Taking a truck from modified daily driver to something show worthy can be a hard transition for vehicle owners. Committing to take that build as a whole to the next level is usually never the issue—it’s more like remembering to take it at bit easier on the truck to maintain that pristine condition every show vehicle aims to be.
Will Meadors of Broken Arrow, Oklahoma, however, decided that was precisely what he wanted to do: spend more time than ever driving this truck once it was completed. After owning the truck since 2010, Will attended SEMA in 2016 and made the choice that he needed to step it up. From there, the rest is history.
You can catch this beautiful truck at shows in Oklahoma and all across the Midwest.
First thing on the laundry list of upgrades Will wanted to make was suspension. On his suspension and frame setup at that time, he wasn’t able to run deep dish wheels, and that was a must. Let us be clear: It was not a want; it was a need. Knowing the amount of work it would take to completely change his as-is setup, Will decided to make the jump from a decked out extended cab to a single cab. Why cut the cord on all that work? Because body-drop, that’s why. With that, he sold off the old cab and built a new chassis, using all the previously worked up body panels, dash, etc. Now that is commitment. He enlisted a handful of friends and got to work. Between the parts lists from Stone Fab, Air Lift and Belltech it is easy to guess how well this truck lays out after the framework was complete.
Every fresh suspension setup needs a fresh pair of wheels. Wanting the deep dish that started all of this, Will chose a staggered set of 22-inch Intros Twisted Vista 2. Packing a full 22×12-inch wheel in the back, that aggressive set of shoes gave an entirely new look to laying out the 90s GMC.
To better turn those massive new wheels, next in line for the Short Stack was motor work. Why not put down more power than ever when debuting a new look, right? To accomplish that, almost the entire Comp Cams motor catalog was used from camshaft to springs and lifters, then topped off with Billet Specialties valve covers. Throw in the matching air cleaner to those valve covers, then tuck it all neatly between the perfect-fitting Slosh Tubz fender tubs and firewall panels. The engine bay was ready to shut down shows just as quick as the exterior.

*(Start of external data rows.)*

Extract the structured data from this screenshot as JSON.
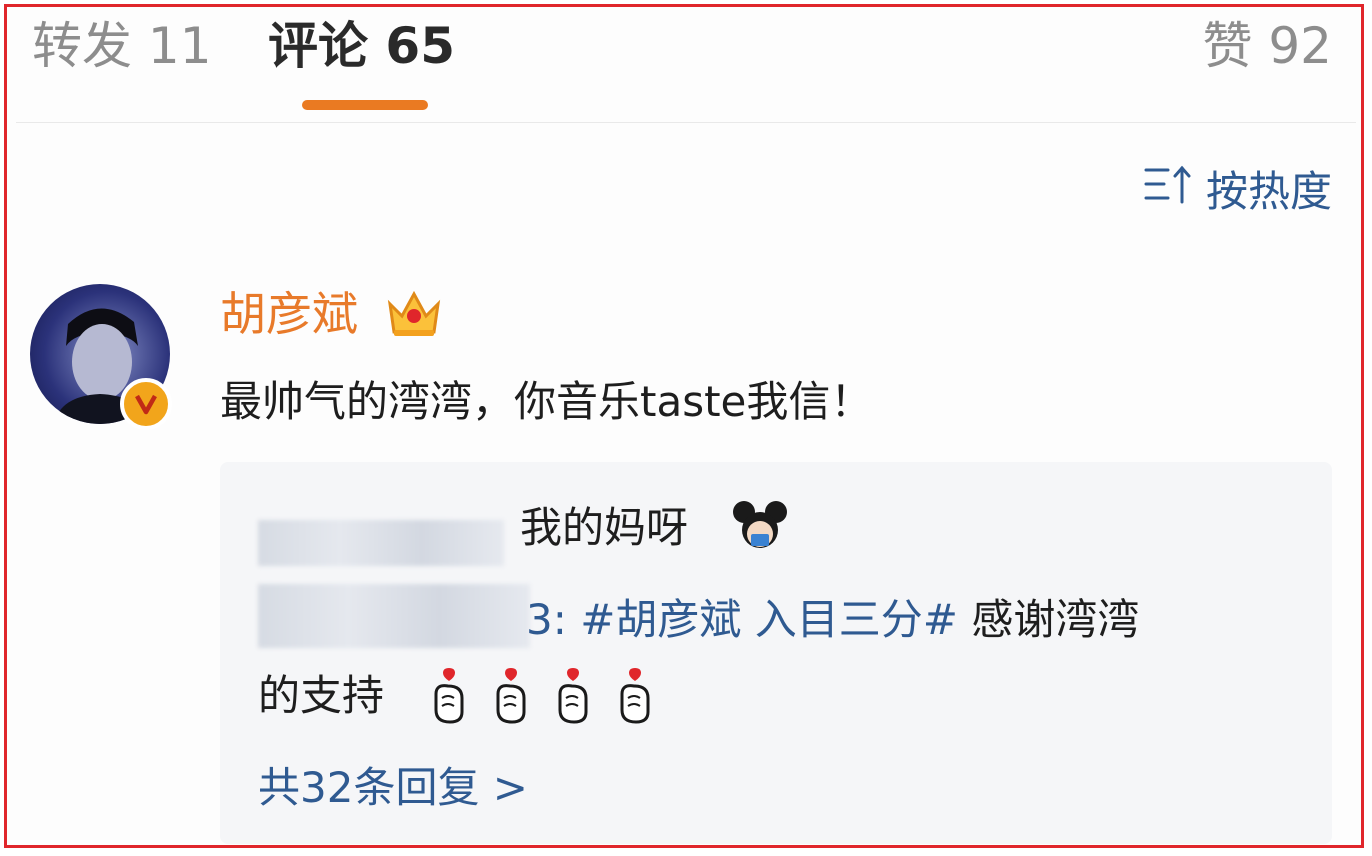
{
  "tabs": {
    "repost": "转发 11",
    "comment": "评论 65",
    "like": "赞 92"
  },
  "colors": {
    "active_indicator": "#ea7a22",
    "link_blue": "#2f5a91",
    "username_orange": "#e87a2a",
    "frame_red": "#e0262b"
  },
  "sort": {
    "label": "按热度",
    "icon": "sort-icon"
  },
  "comment": {
    "username": "胡彦斌",
    "badge_icon": "crown-icon",
    "verified_icon": "verified-badge-icon",
    "text": "最帅气的湾湾，你音乐taste我信！"
  },
  "replies": {
    "reply1_text": "我的妈呀",
    "reply1_emoji": "mickey-icon",
    "reply2_colon": "3:",
    "reply2_hashtag": "#胡彦斌 入目三分#",
    "reply2_text": " 感谢湾湾",
    "reply3_text": "的支持",
    "reply3_emoji": "finger-heart-icon",
    "more_link": "共32条回复 >"
  }
}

Last but not least came the paint and interior work to complete the one-of-a-kind single cab. Will enlisted Albert Stem from Stemco Body Works to knock out the paint work on the freshly installed single cab to match the previous extended-cab paint work, which Will had done himself. Like a true pro, Stem absolutely nailed it. Seeing the paint and bodywork on this truck in person, it looks seamless as if it were all done at once. In addition to that, Brandon McCoy of Gooch Pinstriping laid out the incredible ghost lace on the roof as well as the insane graphics on the Slosh Tubz in the engine bay, setting off the purple and black theme with a pop all its own.

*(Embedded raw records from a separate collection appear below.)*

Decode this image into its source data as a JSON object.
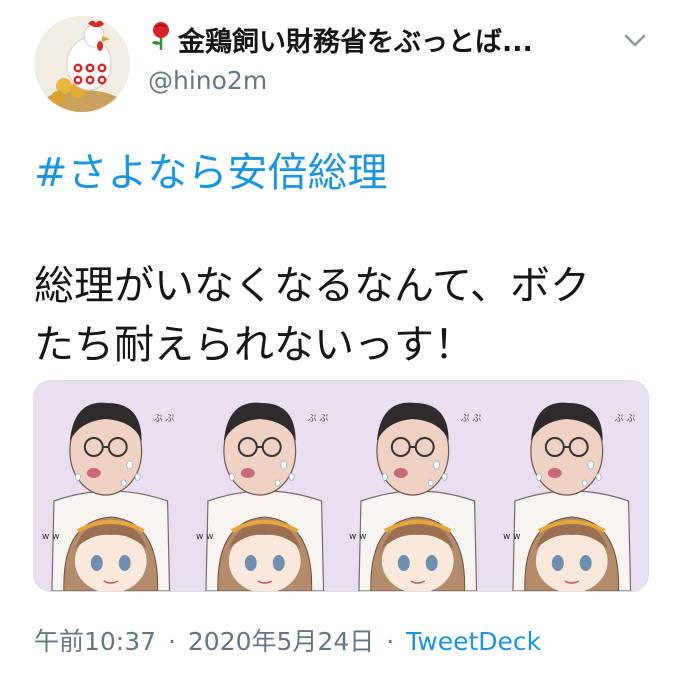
{
  "author": {
    "display_name": "金鶏飼い財務省をぶっとば...",
    "handle": "@hino2m",
    "avatar_icon": "rooster-avatar-icon",
    "rose_emoji_icon": "rose-icon",
    "pig_emoji_icon": "pig-nose-icon"
  },
  "tweet": {
    "hashtag": "#さよなら安倍総理",
    "line1": "総理がいなくなるなんて、ボク",
    "line2": "たち耐えられないっす！"
  },
  "media": {
    "panel_count": 4,
    "side_text_left": "w w",
    "side_text_right": "ぷ ぷ"
  },
  "meta": {
    "time": "午前10:37",
    "date": "2020年5月24日",
    "separator": "·",
    "source": "TweetDeck"
  },
  "colors": {
    "link": "#1b95e0",
    "muted": "#657786",
    "text": "#14171a"
  }
}
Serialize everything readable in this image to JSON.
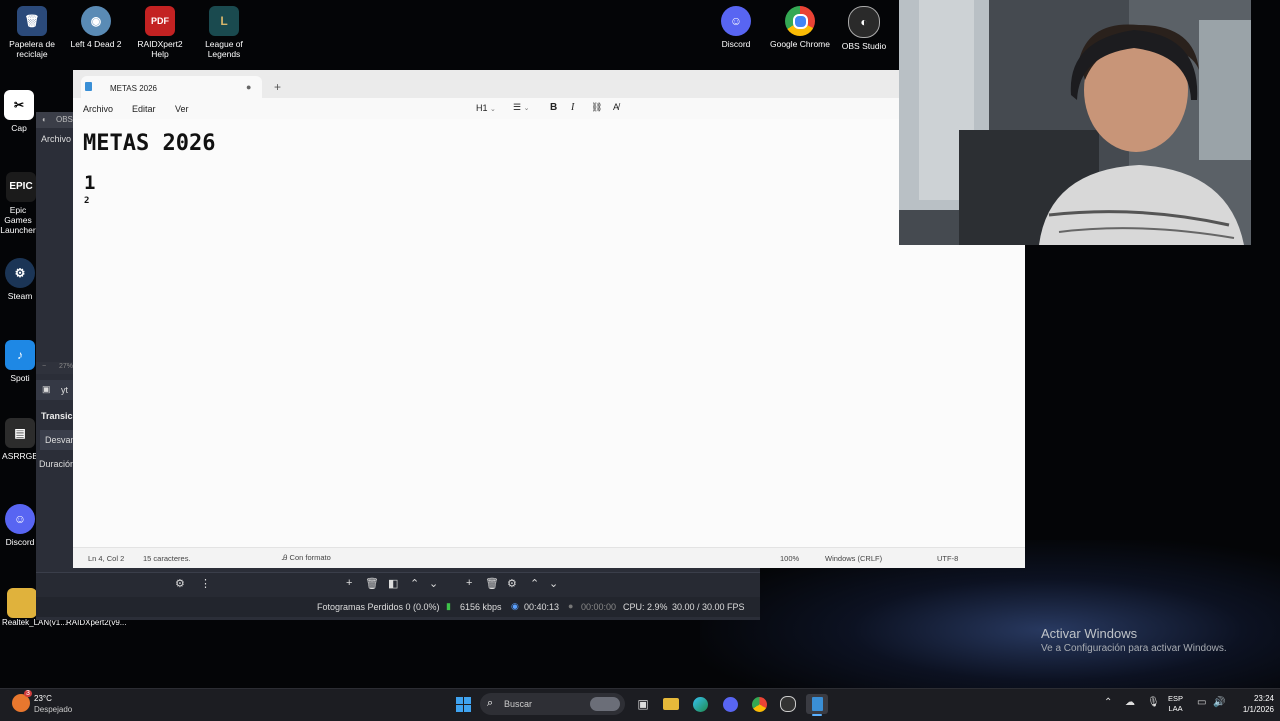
{
  "desktop": {
    "icons_top": [
      {
        "label": "Papelera de reciclaje",
        "glyph": "🗑",
        "color": "#2b4a7a"
      },
      {
        "label": "Left 4 Dead 2",
        "glyph": "◉",
        "color": "#5a8bb5"
      },
      {
        "label": "RAIDXpert2 Help",
        "glyph": "PDF",
        "color": "#c32222"
      },
      {
        "label": "League of Legends",
        "glyph": "L",
        "color": "#1a4a4f"
      },
      {
        "label": "Discord",
        "glyph": "☺",
        "color": "#5865f2"
      },
      {
        "label": "Google Chrome",
        "glyph": "◎",
        "color": "#34a853"
      },
      {
        "label": "OBS Studio",
        "glyph": "◐",
        "color": "#2a2a2a"
      }
    ],
    "icons_left": [
      {
        "label": "Cap"
      },
      {
        "label": "Epic Games Launcher"
      },
      {
        "label": "Steam"
      },
      {
        "label": "Spoti"
      },
      {
        "label": "ASRRGB"
      },
      {
        "label": "Discord"
      }
    ],
    "bottom_labels": [
      "Realtek_LAN(v1...",
      "RAIDXpert2(v9..."
    ],
    "watermark": {
      "title": "Activar Windows",
      "subtitle": "Ve a Configuración para activar Windows."
    }
  },
  "obs": {
    "title": "OBS",
    "menu_first": "Archivo",
    "zoom": "27%",
    "scene_item": "yt",
    "transitions_label": "Transicio",
    "transition_value": "Desvan",
    "duration_label": "Duración",
    "status": {
      "dropped": "Fotogramas Perdidos 0 (0.0%)",
      "bitrate": "6156 kbps",
      "stream_time": "00:40:13",
      "rec_time": "00:00:00",
      "cpu": "CPU: 2.9%",
      "fps": "30.00 / 30.00 FPS"
    }
  },
  "notepad": {
    "tab_title": "METAS 2026",
    "menus": [
      "Archivo",
      "Editar",
      "Ver"
    ],
    "toolbar": {
      "heading": "H1"
    },
    "content": {
      "h1": "METAS 2026",
      "h2": "1",
      "line3": "2"
    },
    "status": {
      "position": "Ln 4, Col 2",
      "chars": "15 caracteres.",
      "format": "Con formato",
      "zoom": "100%",
      "eol": "Windows (CRLF)",
      "encoding": "UTF-8"
    }
  },
  "taskbar": {
    "weather_temp": "23°C",
    "weather_desc": "Despejado",
    "weather_badge": "3",
    "search_placeholder": "Buscar",
    "lang_line1": "ESP",
    "lang_line2": "LAA",
    "time": "23:24",
    "date": "1/1/2026"
  }
}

Finishing up its extreme makeover Sierra edition, the GMC went to Cody at Code Zero Customs for interior. The combo of the custom black leather bucket seats with purple stitching mixed with the iPad mini and JL Audio setup make any drive you take in the Short Stack a comfortable time.
With more details left to discuss than we have space for, we recommend you find this beauty in person! You can catch this beautiful truck at shows in Oklahoma and all across the Midwest.
Will wants to give a huge thank you to a few people who helped his dream become a reality on this build: “First and foremost, thank you to my wife Jamie, of course; Mike Losh of Slosh Tubz; also Seth Curry, Cody Landis of Code Zero Customs; the King Covers crew, Mike Hall, Eric Banks, Albert Stem; and Brandon ‘Gooch’ McCoy. Finally, thank you to anyone else who ever played a part in this truck taking shape.”
[divider] TRUCK Specs [/divider]
Will Meadors (Billy Bob)
1992 GMC Sierra
Hometown: Broken Arrow, Oklahoma
Build Time: 4 to 5 years
Estimated Cost: $25k
Reason for building: Love old body style trucks, had one in high school
Name of truck: Short Stack